Another attempt by the Bush administration’s political and ideological EPA to rollback Clean Water Act protections for our nation’s waters has once again been rejected by a federal court. In late 2007, the EPA issued a final rule (71 Fed. Reg. 68,483) exempting pesticides applied in accordance with the Federal Insecticide, Fungicide, and Rodenticide Act from the Clean Water Act’s permitting requirements. In issuing this rule, the Bush EPA attempted to reverse thirty years of previous water protection policy. Since 1977, pesticide labels were required to contain a notice stating that the pesticide could not be “discharge[d] into lakes, streams, ponds, or public waters unless in accordance with [a Clean Water Act] permit.” Yet in the Bush EPA’s ongoing effort to exempt sources of water pollution from federal regulation, the EPA reversed this policy and issued a rule that pesticides sprayed on or near water (such as aerial spraying of forests above streams) need not comply with the Clean Water Act.

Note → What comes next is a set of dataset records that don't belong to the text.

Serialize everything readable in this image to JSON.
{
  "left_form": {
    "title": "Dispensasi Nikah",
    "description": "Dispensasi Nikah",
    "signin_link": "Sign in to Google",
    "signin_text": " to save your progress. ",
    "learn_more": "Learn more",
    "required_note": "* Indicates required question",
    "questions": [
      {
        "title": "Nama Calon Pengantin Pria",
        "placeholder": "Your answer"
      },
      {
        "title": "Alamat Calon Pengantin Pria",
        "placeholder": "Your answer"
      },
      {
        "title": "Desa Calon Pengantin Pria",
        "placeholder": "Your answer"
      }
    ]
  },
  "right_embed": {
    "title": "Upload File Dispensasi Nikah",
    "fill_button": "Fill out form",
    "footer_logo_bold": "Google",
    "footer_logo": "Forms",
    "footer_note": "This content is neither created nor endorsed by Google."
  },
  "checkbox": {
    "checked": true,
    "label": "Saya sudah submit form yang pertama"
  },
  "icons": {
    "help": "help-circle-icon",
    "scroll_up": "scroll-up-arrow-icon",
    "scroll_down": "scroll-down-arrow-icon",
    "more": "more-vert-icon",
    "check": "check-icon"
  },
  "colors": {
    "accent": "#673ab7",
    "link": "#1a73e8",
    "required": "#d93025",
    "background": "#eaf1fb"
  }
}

As with other Bush EPA attempts at Clean Water Act rollbacks and exemptions, the rule violates the plain and unambiguous language of the Clean Water Act. The Clean Water Act prohibits the “discharge of a pollutant” from a “point source” into “navigable waters” without a permit. This is one of the most clear and straightforward statutory protections in environmental law, yet the Bush EPA has repeatedly attempted convoluted and strained interpretations to exempt a host of pollution sources (including ballast water discharges and transbasin water transfers) from Clean Water Act regulation. When challenged in court by environmental organizations, these rollbacks and exemptions have been consistently rejected. The pesticide rule is just the latest example, with the federal Sixth Circuit Court of Appeals ruling that “[t]he Clean Water Act is not ambiguous” and “the EPA’s Final Rule is not a reasonable interpretation of the Act.”
Thanks to the environmental organizations and public interest attorneys that challenged the EPA rule (notably the Western Environmental Law Center, the Pace Environmental Litigation Clinic, the Waterkeeper Alliance, and the National Environmental Law Center), our waters will still have some protections from pesticides. The real scandal is that the Bush EPA, which has a statutory duty to protect our water through the Clean Water Act, has tried to gut the law instead. Seeing the EPA lose in court, yet again, only makes clear how far outside the bounds of law this EPA administration has acted.